Top of Provided records
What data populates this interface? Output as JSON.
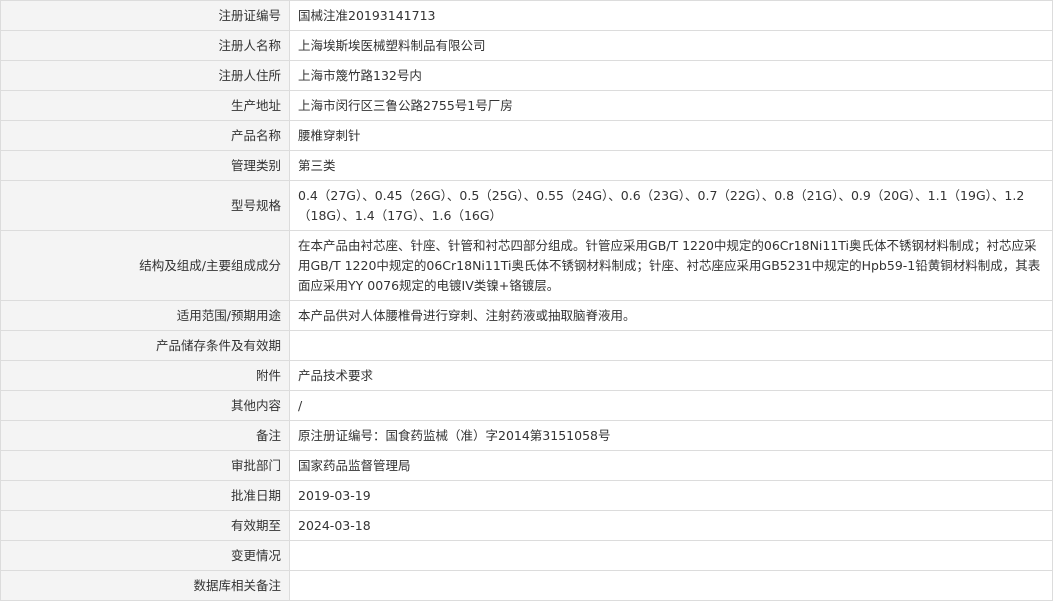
{
  "rows": [
    {
      "label": "注册证编号",
      "value": "国械注准20193141713"
    },
    {
      "label": "注册人名称",
      "value": "上海埃斯埃医械塑料制品有限公司"
    },
    {
      "label": "注册人住所",
      "value": "上海市篾竹路132号内"
    },
    {
      "label": "生产地址",
      "value": "上海市闵行区三鲁公路2755号1号厂房"
    },
    {
      "label": "产品名称",
      "value": "腰椎穿刺针"
    },
    {
      "label": "管理类别",
      "value": "第三类"
    },
    {
      "label": "型号规格",
      "value": "0.4（27G）、0.45（26G）、0.5（25G）、0.55（24G）、0.6（23G）、0.7（22G）、0.8（21G）、0.9（20G）、1.1（19G）、1.2（18G）、1.4（17G）、1.6（16G）"
    },
    {
      "label": "结构及组成/主要组成成分",
      "value": "在本产品由衬芯座、针座、针管和衬芯四部分组成。针管应采用GB/T 1220中规定的06Cr18Ni11Ti奥氏体不锈钢材料制成；衬芯应采用GB/T 1220中规定的06Cr18Ni11Ti奥氏体不锈钢材料制成；针座、衬芯座应采用GB5231中规定的Hpb59-1铅黄铜材料制成，其表面应采用YY 0076规定的电镀IV类镍+铬镀层。"
    },
    {
      "label": "适用范围/预期用途",
      "value": "本产品供对人体腰椎骨进行穿刺、注射药液或抽取脑脊液用。"
    },
    {
      "label": "产品储存条件及有效期",
      "value": ""
    },
    {
      "label": "附件",
      "value": "产品技术要求"
    },
    {
      "label": "其他内容",
      "value": "/"
    },
    {
      "label": "备注",
      "value": "原注册证编号：国食药监械（准）字2014第3151058号"
    },
    {
      "label": "审批部门",
      "value": "国家药品监督管理局"
    },
    {
      "label": "批准日期",
      "value": "2019-03-19"
    },
    {
      "label": "有效期至",
      "value": "2024-03-18"
    },
    {
      "label": "变更情况",
      "value": ""
    },
    {
      "label": "数据库相关备注",
      "value": ""
    }
  ]
}
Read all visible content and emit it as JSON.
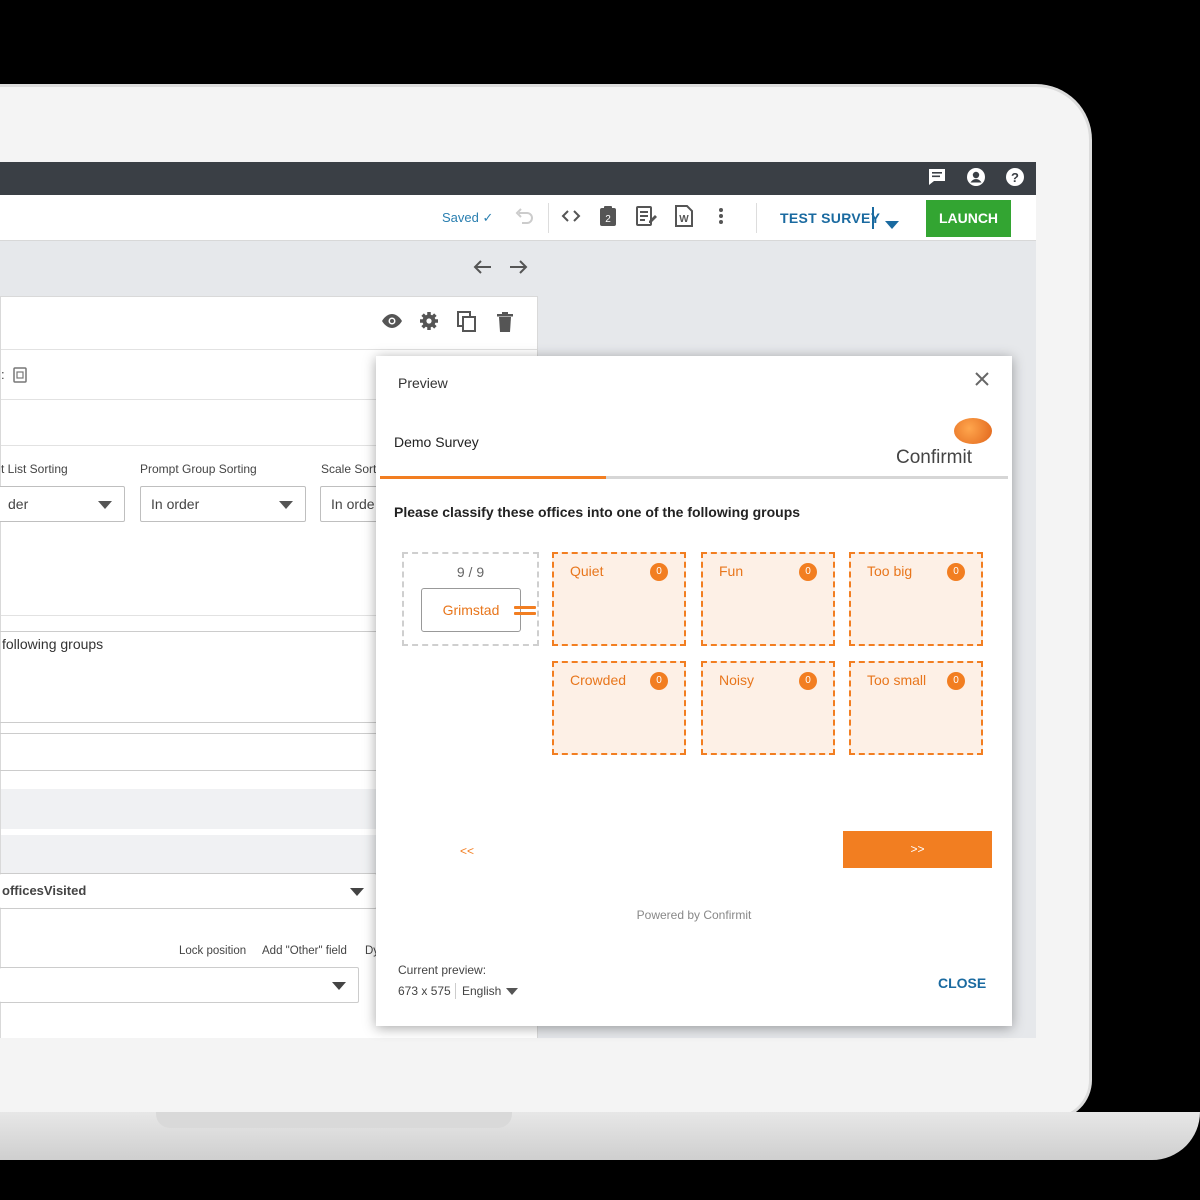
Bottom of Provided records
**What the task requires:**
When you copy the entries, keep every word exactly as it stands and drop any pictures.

**Response area:**
What data populates this interface? Output as JSON.
{
  "rows": [
    {
      "label": "注册证编号",
      "value": "国械注准20193141713"
    },
    {
      "label": "注册人名称",
      "value": "上海埃斯埃医械塑料制品有限公司"
    },
    {
      "label": "注册人住所",
      "value": "上海市篾竹路132号内"
    },
    {
      "label": "生产地址",
      "value": "上海市闵行区三鲁公路2755号1号厂房"
    },
    {
      "label": "产品名称",
      "value": "腰椎穿刺针"
    },
    {
      "label": "管理类别",
      "value": "第三类"
    },
    {
      "label": "型号规格",
      "value": "0.4（27G）、0.45（26G）、0.5（25G）、0.55（24G）、0.6（23G）、0.7（22G）、0.8（21G）、0.9（20G）、1.1（19G）、1.2（18G）、1.4（17G）、1.6（16G）"
    },
    {
      "label": "结构及组成/主要组成成分",
      "value": "在本产品由衬芯座、针座、针管和衬芯四部分组成。针管应采用GB/T 1220中规定的06Cr18Ni11Ti奥氏体不锈钢材料制成；衬芯应采用GB/T 1220中规定的06Cr18Ni11Ti奥氏体不锈钢材料制成；针座、衬芯座应采用GB5231中规定的Hpb59-1铅黄铜材料制成，其表面应采用YY 0076规定的电镀IV类镍+铬镀层。"
    },
    {
      "label": "适用范围/预期用途",
      "value": "本产品供对人体腰椎骨进行穿刺、注射药液或抽取脑脊液用。"
    },
    {
      "label": "产品储存条件及有效期",
      "value": ""
    },
    {
      "label": "附件",
      "value": "产品技术要求"
    },
    {
      "label": "其他内容",
      "value": "/"
    },
    {
      "label": "备注",
      "value": "原注册证编号：国食药监械（准）字2014第3151058号"
    },
    {
      "label": "审批部门",
      "value": "国家药品监督管理局"
    },
    {
      "label": "批准日期",
      "value": "2019-03-19"
    },
    {
      "label": "有效期至",
      "value": "2024-03-18"
    },
    {
      "label": "变更情况",
      "value": ""
    },
    {
      "label": "数据库相关备注",
      "value": ""
    }
  ]
}
Read all visible content and emit it as JSON.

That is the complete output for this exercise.